» **DATASET CONTENT**
+-------+

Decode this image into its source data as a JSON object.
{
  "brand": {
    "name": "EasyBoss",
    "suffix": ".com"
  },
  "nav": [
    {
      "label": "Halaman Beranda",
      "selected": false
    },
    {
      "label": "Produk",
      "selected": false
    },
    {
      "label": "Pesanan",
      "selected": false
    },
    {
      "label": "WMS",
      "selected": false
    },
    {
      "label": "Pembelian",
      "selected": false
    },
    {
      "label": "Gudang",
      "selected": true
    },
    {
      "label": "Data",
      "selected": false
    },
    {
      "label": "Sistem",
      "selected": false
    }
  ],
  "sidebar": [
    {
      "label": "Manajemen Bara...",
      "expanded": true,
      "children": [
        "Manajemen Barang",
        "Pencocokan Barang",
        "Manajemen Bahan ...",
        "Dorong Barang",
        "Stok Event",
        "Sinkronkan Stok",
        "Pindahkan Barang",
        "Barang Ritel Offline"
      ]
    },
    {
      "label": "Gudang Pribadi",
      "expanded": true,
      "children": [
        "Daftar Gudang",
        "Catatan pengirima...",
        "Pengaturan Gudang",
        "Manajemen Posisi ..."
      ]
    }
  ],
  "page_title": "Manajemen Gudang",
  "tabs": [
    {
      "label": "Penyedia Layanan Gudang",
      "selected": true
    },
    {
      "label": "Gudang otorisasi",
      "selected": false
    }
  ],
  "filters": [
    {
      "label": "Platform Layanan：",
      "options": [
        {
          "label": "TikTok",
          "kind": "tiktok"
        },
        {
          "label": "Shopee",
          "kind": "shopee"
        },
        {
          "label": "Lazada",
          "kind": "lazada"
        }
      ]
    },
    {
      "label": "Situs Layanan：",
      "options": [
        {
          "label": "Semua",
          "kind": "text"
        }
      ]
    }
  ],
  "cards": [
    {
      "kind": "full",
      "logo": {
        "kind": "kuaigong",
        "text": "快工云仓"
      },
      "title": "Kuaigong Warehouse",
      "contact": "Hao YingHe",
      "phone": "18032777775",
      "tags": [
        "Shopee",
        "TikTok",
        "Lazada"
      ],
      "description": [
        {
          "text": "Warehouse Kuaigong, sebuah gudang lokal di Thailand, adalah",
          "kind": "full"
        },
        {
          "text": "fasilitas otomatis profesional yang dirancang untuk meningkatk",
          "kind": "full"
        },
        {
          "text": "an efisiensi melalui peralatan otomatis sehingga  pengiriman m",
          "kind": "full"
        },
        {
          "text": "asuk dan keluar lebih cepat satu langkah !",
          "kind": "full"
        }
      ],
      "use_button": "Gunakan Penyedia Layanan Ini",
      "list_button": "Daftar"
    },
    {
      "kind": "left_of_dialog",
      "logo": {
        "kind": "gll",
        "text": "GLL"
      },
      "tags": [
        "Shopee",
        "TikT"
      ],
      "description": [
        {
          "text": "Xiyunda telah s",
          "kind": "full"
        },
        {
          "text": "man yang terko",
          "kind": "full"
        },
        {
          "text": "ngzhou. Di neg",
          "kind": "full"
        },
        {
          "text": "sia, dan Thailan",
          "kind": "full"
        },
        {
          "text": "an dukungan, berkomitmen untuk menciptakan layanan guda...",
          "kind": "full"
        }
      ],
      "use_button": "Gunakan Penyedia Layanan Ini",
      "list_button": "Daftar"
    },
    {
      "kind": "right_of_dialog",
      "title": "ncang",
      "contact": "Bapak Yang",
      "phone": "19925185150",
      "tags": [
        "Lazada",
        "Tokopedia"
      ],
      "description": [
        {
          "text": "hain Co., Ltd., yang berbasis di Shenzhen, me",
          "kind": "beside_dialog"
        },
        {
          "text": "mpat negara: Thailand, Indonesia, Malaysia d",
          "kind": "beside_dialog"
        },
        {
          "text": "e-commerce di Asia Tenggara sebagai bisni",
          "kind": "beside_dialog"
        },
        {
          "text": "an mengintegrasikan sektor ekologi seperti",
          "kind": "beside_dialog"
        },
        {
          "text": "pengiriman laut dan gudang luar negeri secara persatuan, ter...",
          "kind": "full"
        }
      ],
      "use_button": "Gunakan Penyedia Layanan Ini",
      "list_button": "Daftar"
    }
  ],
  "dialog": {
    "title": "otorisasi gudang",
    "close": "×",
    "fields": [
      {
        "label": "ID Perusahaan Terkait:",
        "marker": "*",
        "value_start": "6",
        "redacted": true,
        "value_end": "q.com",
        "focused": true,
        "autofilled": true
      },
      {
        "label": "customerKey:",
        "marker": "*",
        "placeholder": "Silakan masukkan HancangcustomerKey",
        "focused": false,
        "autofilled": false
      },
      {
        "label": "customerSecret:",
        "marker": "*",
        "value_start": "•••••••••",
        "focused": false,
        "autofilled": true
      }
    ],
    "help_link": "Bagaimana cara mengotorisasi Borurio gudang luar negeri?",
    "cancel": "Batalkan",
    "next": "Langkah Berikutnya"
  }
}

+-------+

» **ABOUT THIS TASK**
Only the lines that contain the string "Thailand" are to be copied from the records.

» **RESPONSE TO THIS EXERCISE**
          "text": "Warehouse Kuaigong, sebuah gudang lokal di Thailand, adalah",
          "text": "mpat negara: Thailand, Indonesia, Malaysia d",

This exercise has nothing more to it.